[RECORDS TO USE — start]

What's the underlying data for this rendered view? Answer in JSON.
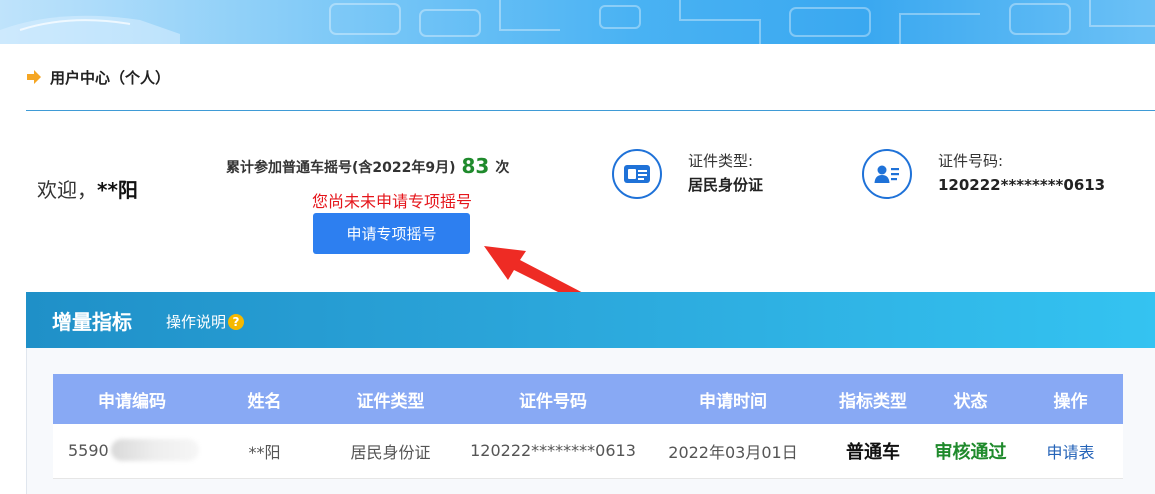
{
  "section": {
    "title": "用户中心（个人）"
  },
  "welcome": {
    "prefix": "欢迎，",
    "name": "**阳"
  },
  "lottery": {
    "text": "累计参加普通车摇号(含2022年9月)",
    "count": "83",
    "unit": "次",
    "notice": "您尚未未申请专项摇号",
    "button": "申请专项摇号"
  },
  "id_type": {
    "label": "证件类型:",
    "value": "居民身份证"
  },
  "id_number": {
    "label": "证件号码:",
    "value": "120222********0613"
  },
  "panel": {
    "title": "增量指标",
    "help": "操作说明",
    "help_icon": "?"
  },
  "table": {
    "headers": [
      "申请编码",
      "姓名",
      "证件类型",
      "证件号码",
      "申请时间",
      "指标类型",
      "状态",
      "操作"
    ],
    "row": {
      "code": "5590",
      "name": "**阳",
      "id_type": "居民身份证",
      "id_number": "120222********0613",
      "time": "2022年03月01日",
      "quota_type": "普通车",
      "status": "审核通过",
      "action": "申请表"
    }
  },
  "colors": {
    "accent": "#2d7ff0",
    "header_row": "#88a9f4",
    "success": "#1f8a2c",
    "warning": "#e5151b"
  }
}
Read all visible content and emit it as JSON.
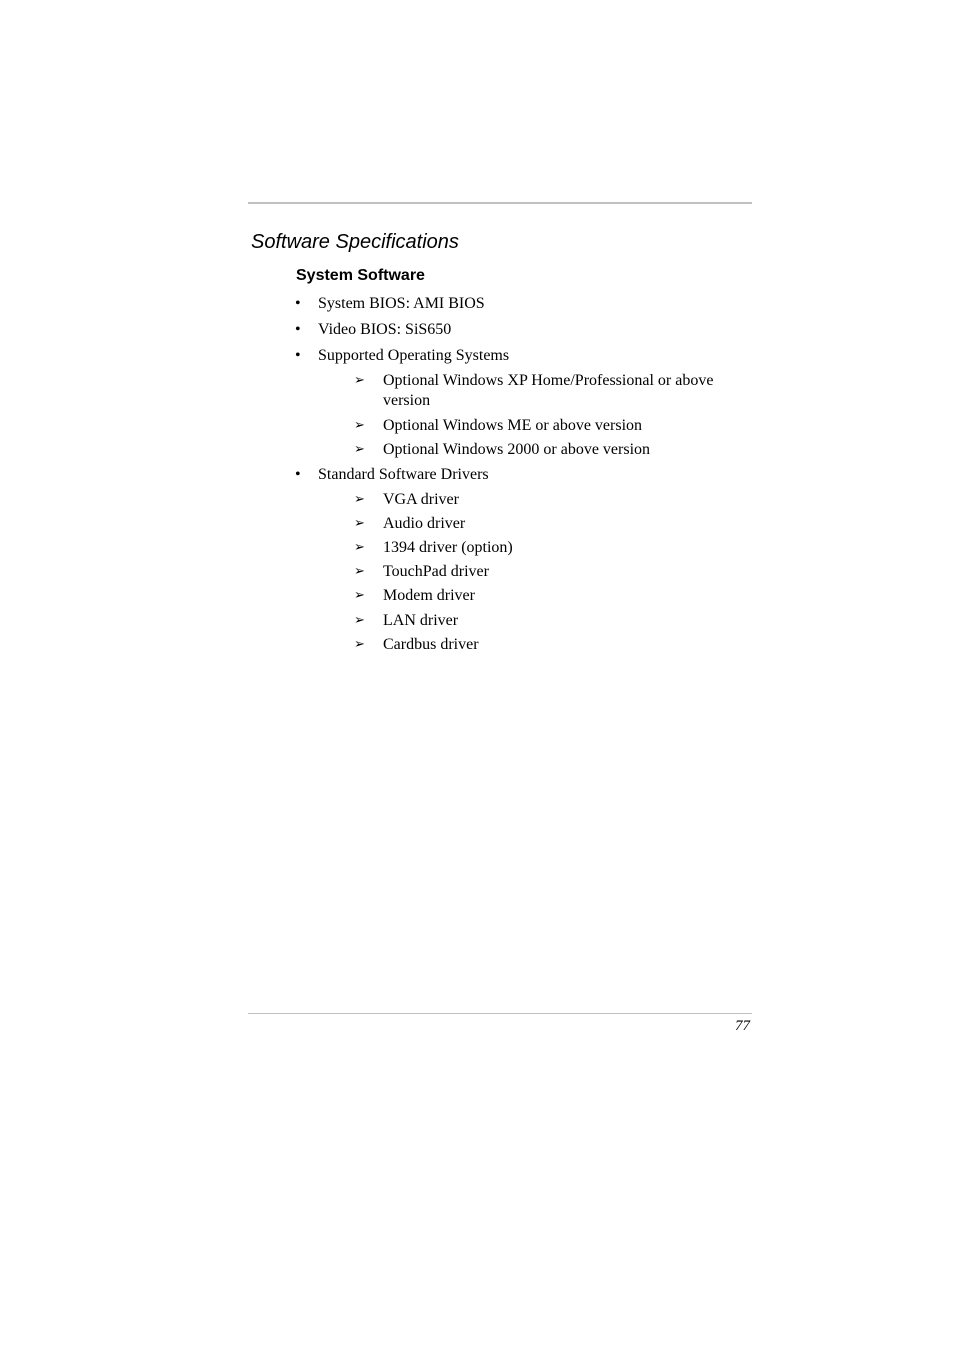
{
  "section_title": "Software Specifications",
  "subsection_title": "System Software",
  "bullets": [
    {
      "text": "System BIOS: AMI BIOS"
    },
    {
      "text": "Video BIOS: SiS650"
    },
    {
      "text": "Supported Operating Systems",
      "subitems": [
        "Optional Windows XP Home/Professional or above",
        "version",
        "Optional Windows ME or above version",
        "Optional Windows 2000 or above version"
      ]
    },
    {
      "text": "Standard Software Drivers",
      "subitems": [
        "VGA driver",
        "Audio driver",
        "1394 driver (option)",
        "TouchPad driver",
        "Modem driver",
        "LAN driver",
        "Cardbus driver"
      ]
    }
  ],
  "icons": {
    "bullet": "•",
    "arrow": "➢"
  },
  "page_number": "77"
}
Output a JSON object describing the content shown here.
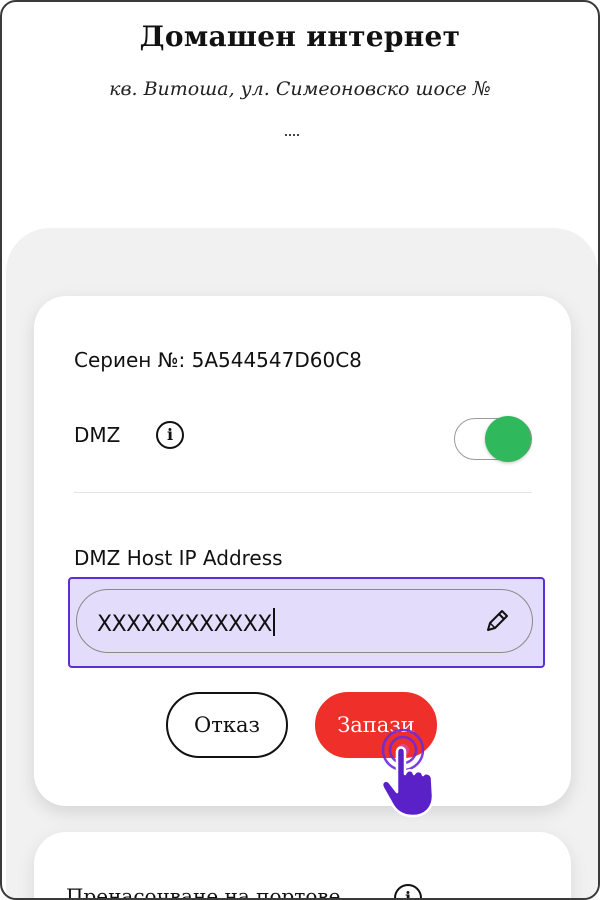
{
  "header": {
    "title": "Домашен интернет",
    "address": "кв. Витоша, ул. Симеоновско шосе №"
  },
  "device": {
    "serial_text": "Сериен №: 5A544547D60C8"
  },
  "dmz": {
    "label": "DMZ",
    "info_icon": "info-icon",
    "enabled": true,
    "toggle_color": "#2fb85c"
  },
  "ip_field": {
    "label": "DMZ Host IP Address",
    "value": "XXXXXXXXXXXX",
    "highlight_color": "#e4dcfb",
    "edit_icon": "pencil-icon"
  },
  "actions": {
    "cancel_label": "Отказ",
    "save_label": "Запази",
    "save_color": "#ee2f2a"
  },
  "next_section": {
    "title": "Пренасочване на портове"
  }
}
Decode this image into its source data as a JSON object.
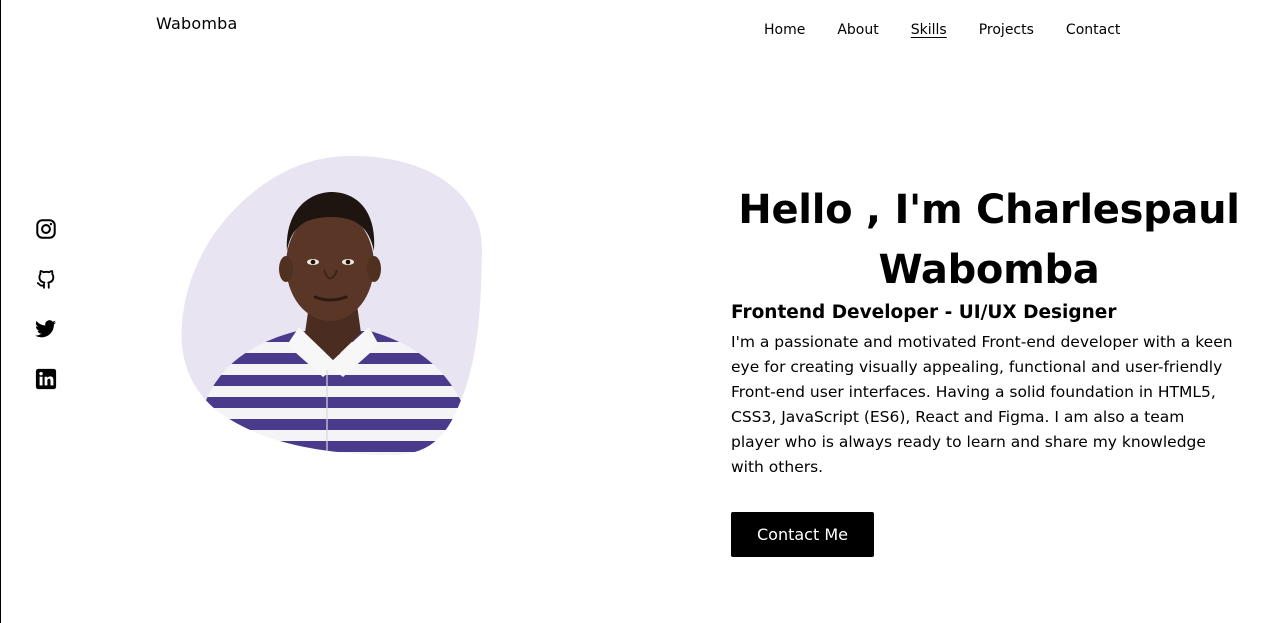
{
  "header": {
    "brand": "Wabomba",
    "nav": [
      {
        "label": "Home",
        "active": false
      },
      {
        "label": "About",
        "active": false
      },
      {
        "label": "Skills",
        "active": true
      },
      {
        "label": "Projects",
        "active": false
      },
      {
        "label": "Contact",
        "active": false
      }
    ]
  },
  "social": [
    {
      "icon": "instagram-icon"
    },
    {
      "icon": "github-icon"
    },
    {
      "icon": "twitter-icon"
    },
    {
      "icon": "linkedin-icon"
    }
  ],
  "hero": {
    "title": "Hello , I'm Charlespaul Wabomba",
    "subtitle": "Frontend Developer - UI/UX Designer",
    "bio": "I'm a passionate and motivated Front-end developer with a keen eye for creating visually appealing, functional and user-friendly Front-end user interfaces. Having a solid foundation in HTML5, CSS3, JavaScript (ES6), React and Figma. I am also a team player who is always ready to learn and share my knowledge with others.",
    "cta_label": "Contact Me"
  },
  "colors": {
    "background": "#ffffff",
    "text": "#000000",
    "portrait_backdrop": "#e8e4f2",
    "shirt_stripe": "#4a3a8c"
  }
}
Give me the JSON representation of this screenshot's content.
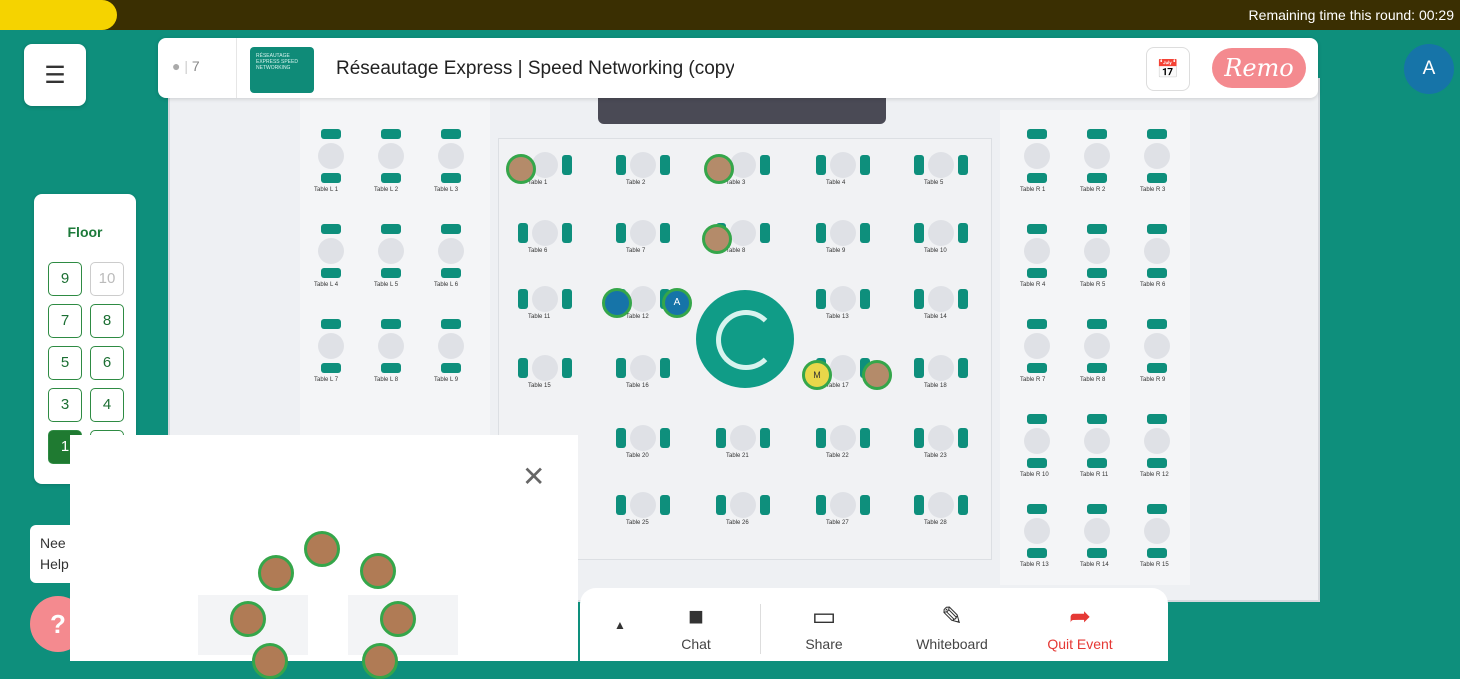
{
  "round_timer": {
    "label": "Remaining time this round: 00:29",
    "progress_fraction": 0.08
  },
  "event": {
    "participant_count": "7",
    "title": "Réseautage Express | Speed Networking (copy",
    "thumbnail_text": "RÉSEAUTAGE EXPRESS SPEED NETWORKING",
    "brand": "Remo",
    "user_initial": "A"
  },
  "floor_panel": {
    "title": "Floor",
    "floors": [
      {
        "label": "9",
        "state": "normal"
      },
      {
        "label": "10",
        "state": "disabled"
      },
      {
        "label": "7",
        "state": "normal"
      },
      {
        "label": "8",
        "state": "normal"
      },
      {
        "label": "5",
        "state": "normal"
      },
      {
        "label": "6",
        "state": "normal"
      },
      {
        "label": "3",
        "state": "normal"
      },
      {
        "label": "4",
        "state": "normal"
      },
      {
        "label": "1",
        "state": "active"
      },
      {
        "label": "",
        "state": "normal"
      }
    ]
  },
  "help": {
    "tip_line1": "Nee",
    "tip_line2": "Help",
    "icon": "question-icon"
  },
  "bottom_bar": {
    "chat": "Chat",
    "share": "Share",
    "whiteboard": "Whiteboard",
    "quit": "Quit Event"
  },
  "tables": {
    "left": [
      "Table L 1",
      "Table L 2",
      "Table L 3",
      "Table L 4",
      "Table L 5",
      "Table L 6",
      "Table L 7",
      "Table L 8",
      "Table L 9"
    ],
    "center": [
      "Table 1",
      "Table 2",
      "Table 3",
      "Table 4",
      "Table 5",
      "Table 6",
      "Table 7",
      "Table 8",
      "Table 9",
      "Table 10",
      "Table 11",
      "Table 12",
      "Table 13",
      "Table 14",
      "Table 15",
      "Table 16",
      "Table 17",
      "Table 18",
      "Table 20",
      "Table 21",
      "Table 22",
      "Table 23",
      "Table 25",
      "Table 26",
      "Table 27",
      "Table 28"
    ],
    "right": [
      "Table R 1",
      "Table R 2",
      "Table R 3",
      "Table R 4",
      "Table R 5",
      "Table R 6",
      "Table R 7",
      "Table R 8",
      "Table R 9",
      "Table R 10",
      "Table R 11",
      "Table R 12",
      "Table R 13",
      "Table R 14",
      "Table R 15"
    ]
  },
  "participants_on_map": [
    "A",
    "M"
  ],
  "colors": {
    "accent": "#0e8f7c",
    "brand": "#f48a8f",
    "timer_bar": "#f5d300",
    "floor_active": "#1f7a31",
    "quit": "#e53935"
  }
}
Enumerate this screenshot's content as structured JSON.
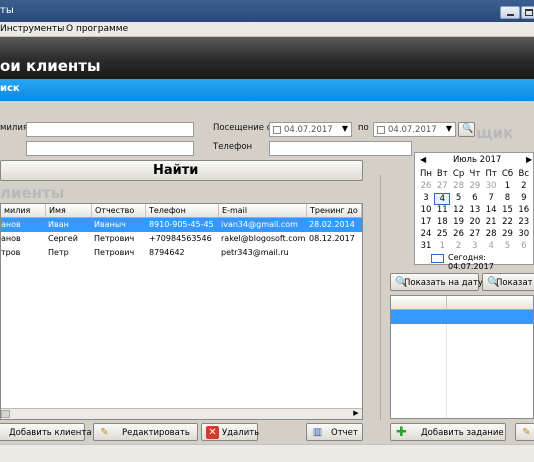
{
  "window": {
    "title": "ты"
  },
  "menu": {
    "tools": "Инструменты",
    "about": "О программе"
  },
  "header": {
    "title": "ои клиенты"
  },
  "bluebar": {
    "label": "иск"
  },
  "filters": {
    "surname_label": "милия",
    "visit_label": "Посещение с",
    "visit_from": "04.07.2017",
    "to_label": "по",
    "visit_to": "04.07.2017",
    "phone_label": "Телефон",
    "find_button": "Найти"
  },
  "section_clients": "лиенты",
  "section_right": "щик",
  "clients_table": {
    "headers": [
      "милия",
      "Имя",
      "Отчество",
      "Телефон",
      "E-mail",
      "Тренинг до"
    ],
    "rows": [
      [
        "анов",
        "Иван",
        "Иваныч",
        "8910-905-45-45",
        "ivan34@gmail.com",
        "28.02.2014"
      ],
      [
        "анов",
        "Сергей",
        "Петрович",
        "+70984563546",
        "rakel@blogosoft.com",
        "08.12.2017"
      ],
      [
        "тров",
        "Петр",
        "Петрович",
        "8794642",
        "petr343@mail.ru",
        ""
      ]
    ]
  },
  "calendar": {
    "month": "Июль 2017",
    "weekdays": [
      "Пн",
      "Вт",
      "Ср",
      "Чт",
      "Пт",
      "Сб",
      "Вс"
    ],
    "weeks": [
      [
        "26",
        "27",
        "28",
        "29",
        "30",
        "1",
        "2"
      ],
      [
        "3",
        "4",
        "5",
        "6",
        "7",
        "8",
        "9"
      ],
      [
        "10",
        "11",
        "12",
        "13",
        "14",
        "15",
        "16"
      ],
      [
        "17",
        "18",
        "19",
        "20",
        "21",
        "22",
        "23"
      ],
      [
        "24",
        "25",
        "26",
        "27",
        "28",
        "29",
        "30"
      ],
      [
        "31",
        "1",
        "2",
        "3",
        "4",
        "5",
        "6"
      ]
    ],
    "today": "Сегодня: 04.07.2017"
  },
  "buttons": {
    "add_client": "Добавить клиента",
    "edit": "Редактировать",
    "delete": "Удалить",
    "report": "Отчет",
    "show_by_date": "Показать на дату",
    "show": "Показат",
    "add_task": "Добавить задание"
  }
}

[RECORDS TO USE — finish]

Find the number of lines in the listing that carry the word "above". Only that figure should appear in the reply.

RESPONSE TO THIS TASK: 3